Associate Professor Robert Ali says Australia is at risk of increased quantities of Afghani heroin because of the conflict there and the breakdown of law and order in South West Asia.
Robert Ali — who chairs the ANCD’s Asia-Pacific Committee — says 90% of the world’s heroin is now coming straight out of Afghanistan. He says after declines in the use of heroin in Australia from 2001 and declines in the number of overdoses, there are new risks for Australia.
Associate Professor Ali says there’s been a significant global increase in heroin production with concentration in Afghanistan. He says this has very serious implications for Australia and the region.
He warns that the rise in heroin in the region has the clear potential to lead to an increase in Australia and hence the number of injecting drug users as well as issues that are associated with that including the increased risk of HIV infection.
The warning comes as the ANCD points out that:

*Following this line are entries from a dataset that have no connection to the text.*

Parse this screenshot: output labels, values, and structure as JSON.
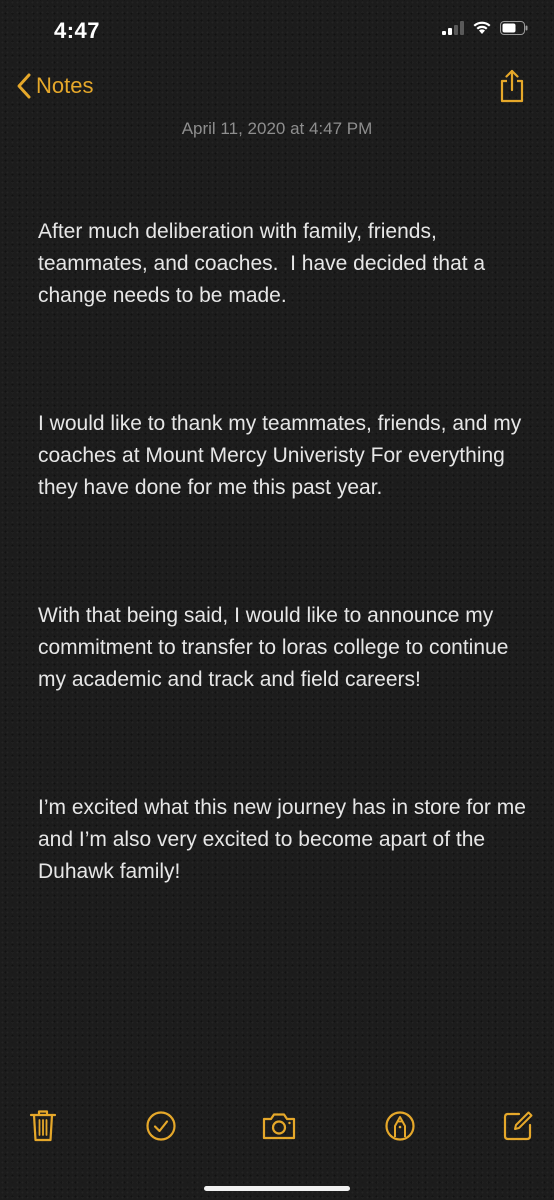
{
  "status_bar": {
    "time": "4:47",
    "icons": [
      "cellular-signal-icon",
      "wifi-icon",
      "battery-icon"
    ]
  },
  "nav": {
    "back_label": "Notes",
    "accent_color": "#e6a82a",
    "share_icon": "share-icon"
  },
  "note": {
    "date": "April 11, 2020 at 4:47 PM",
    "paragraphs": [
      "After much deliberation with family, friends, teammates, and coaches.  I have decided that a change needs to be made.",
      "I would like to thank my teammates, friends, and my coaches at Mount Mercy Univeristy For everything they have done for me this past year.",
      "With that being said, I would like to announce my commitment to transfer to loras college to continue my academic and track and field careers!",
      "I’m excited what this new journey has in store for me and I’m also very excited to become apart of the Duhawk family!"
    ]
  },
  "toolbar": {
    "icons": [
      "trash-icon",
      "checklist-icon",
      "camera-icon",
      "markup-pen-icon",
      "compose-icon"
    ]
  }
}
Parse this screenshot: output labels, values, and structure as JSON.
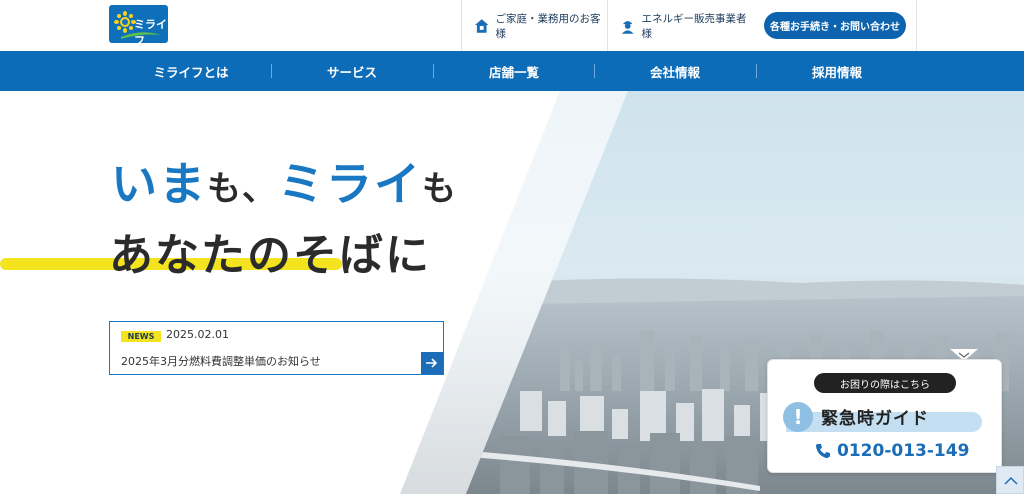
{
  "header": {
    "logo_text": "ミライフ",
    "home_link": "ご家庭・業務用のお客様",
    "energy_link": "エネルギー販売事業者様",
    "contact_button": "各種お手続き・お問い合わせ"
  },
  "nav": {
    "items": [
      {
        "label": "ミライフとは"
      },
      {
        "label": "サービス"
      },
      {
        "label": "店舗一覧"
      },
      {
        "label": "会社情報"
      },
      {
        "label": "採用情報"
      }
    ]
  },
  "hero": {
    "catch_part1": "いま",
    "catch_part2": "も、",
    "catch_part3": "ミライ",
    "catch_part4": "も",
    "catch_line2": "あなたのそばに"
  },
  "news": {
    "badge": "NEWS",
    "date": "2025.02.01",
    "title": "2025年3月分燃料費調整単価のお知らせ"
  },
  "emergency": {
    "badge": "お困りの際はこちら",
    "title": "緊急時ガイド",
    "phone": "0120-013-149"
  },
  "colors": {
    "brand_blue": "#0d6cb8",
    "catch_blue": "#1a78c2",
    "highlight_yellow": "#f3e41f"
  }
}
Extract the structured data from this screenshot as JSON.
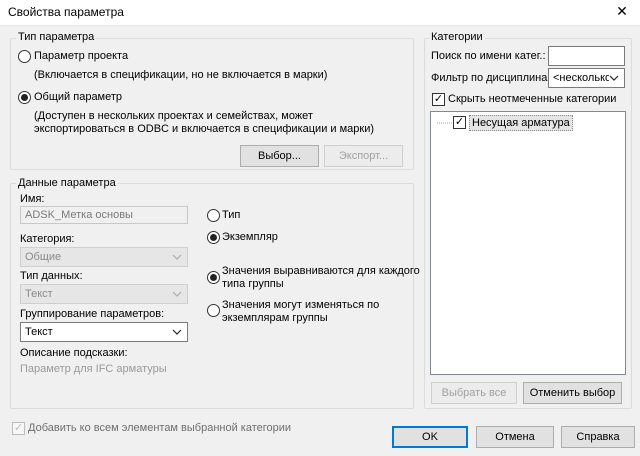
{
  "window": {
    "title": "Свойства параметра"
  },
  "param_type": {
    "legend": "Тип параметра",
    "project_label": "Параметр проекта",
    "project_desc": "(Включается в спецификации, но не включается в марки)",
    "shared_label": "Общий параметр",
    "shared_desc_1": "(Доступен в нескольких проектах и семействах, может",
    "shared_desc_2": "экспортироваться в ODBC и включается в спецификации и марки)",
    "select_button": "Выбор...",
    "export_button": "Экспорт...",
    "selected": "shared"
  },
  "param_data": {
    "legend": "Данные параметра",
    "name_label": "Имя:",
    "name_value": "ADSK_Метка основы",
    "category_label": "Категория:",
    "category_value": "Общие",
    "datatype_label": "Тип данных:",
    "datatype_value": "Текст",
    "grouping_label": "Группирование параметров:",
    "grouping_value": "Текст",
    "tooltip_label": "Описание подсказки:",
    "tooltip_value": "Параметр для IFC арматуры",
    "type_label": "Тип",
    "instance_label": "Экземпляр",
    "align_label_1": "Значения выравниваются для каждого",
    "align_label_2": "типа группы",
    "vary_label_1": "Значения могут изменяться по",
    "vary_label_2": "экземплярам группы"
  },
  "categories": {
    "legend": "Категории",
    "search_label": "Поиск по имени катег.:",
    "search_value": "",
    "filter_label": "Фильтр по дисциплинам:",
    "filter_value": "<несколько>",
    "hide_unchecked_label": "Скрыть неотмеченные категории",
    "tree_items": [
      {
        "label": "Несущая арматура",
        "checked": true
      }
    ],
    "select_all_button": "Выбрать все",
    "deselect_button": "Отменить выбор"
  },
  "footer": {
    "add_all_label": "Добавить ко всем элементам выбранной категории",
    "ok_button": "OK",
    "cancel_button": "Отмена",
    "help_button": "Справка"
  }
}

- Global opium production has now reached record levels… globally opium production has increased by 102% in the period 1998–2007.
- Opium cultivation in South East Asia has increased by 22% after 6 years in decline. Most of this was through a 29% increase in Myanmar (Burma) to 27,700 hectares.
- 51% of the world’s heroin users are in Asia — reflecting the fact that opium consumption is still widespread across the Asian region.
- 80% of global opiate seizures in 2006 were made in Asia… 69% of them were in South West Asia.
- The number border detections of heroin in 2006/07 was the highest on record.
- In 2006/07 the weight of heroin seizures in Australia increased by 192%. In essence, the amount of heroin seized in Australian in 2006/07 doubled from the previous year.
Associate Professor Robert Ali says it’s vital that Australia provides assistance to our neighbouring countries to introduce effective HIV prevention and drug treatment programs for drug users given our internationally recognised success in these areas.
Associate Professor Robert Ali said “When we look at the global drug problem, the threat that is causing the most concern is the risk of HIV. There are now 128 countries that have detected HIV amongst drug users. One third of all new HIV infections now occur outside of sub-Saharan Africa, and one third of these are due to injecting drug use.”
Associate Professor Ali says while heroin from Afghanistan is often smoked, of great concern are reports indicating it is also being produced in a more processed form to allow easier injection.
Associate Professor Robert Ali highlights that since 2001 there has been a dramatic decline in the number of heroin overdose deaths in Australia.
Associate Professor Ali said “This welcome decline in deaths in Australia reflects law enforcement efforts in reducing supply, increased investment and availability of treatment and innovative peer-based education work by users themselves. However, the number of fatalities still exceeds an average of one person a day and this means a tremendous amount of trauma for families and friends everyday across Australia.”
He also warns it’s vital that Australia provides assistance to countries in the region dealing with a HIV epidemic. He says as Australia has been spared from the HIV epidemic amongst injecting drug users through effective strategies such as needle and syringe and methadone programs. Australia now has an obligation to provide assistance to other countries in the region.
Associate Professor Robert Ali said “Reports from some countries that 40 per cent or more of their injecting dug users are HIV positive are not uncommon. We have a great reservoir of professional ability in Australia in the areas of supply, demand and harm reduction programs. Now is the time to mobilise this expertise so that we can assist our neighbours in building their capacity to effectively address these problems.”
Associate Professor Robert Ali says this could lead to an improvement of our border security by reducing the demand for drugs, reducing HIV infections in our region and reducing the likelihood of drugs being shipped to Australia. He says it could also reduce the risk of Australian travellers and workers throughout the region from being infected by HIV.
Associate Professor Ali said “Australia needs to be ever vigilant and engaged with what is happening in our region if the results of our good work over many years are going to be maintained into the future.”
Gino Vumbaca, Executive Director of the ANCD concluded “At a time when the nations of the world are gathering at the United Nations offices in Vienna to review the global response to illicit drugs over the past 10 years it is imperative that Australia take an important leadership role in the region to promote our balanced and pragmatic approaches to reducing illicit drug use and its harms.”
For further information, please contact:
Mr Gino Vumbaca (ANCD Executive Director)
0408 244 552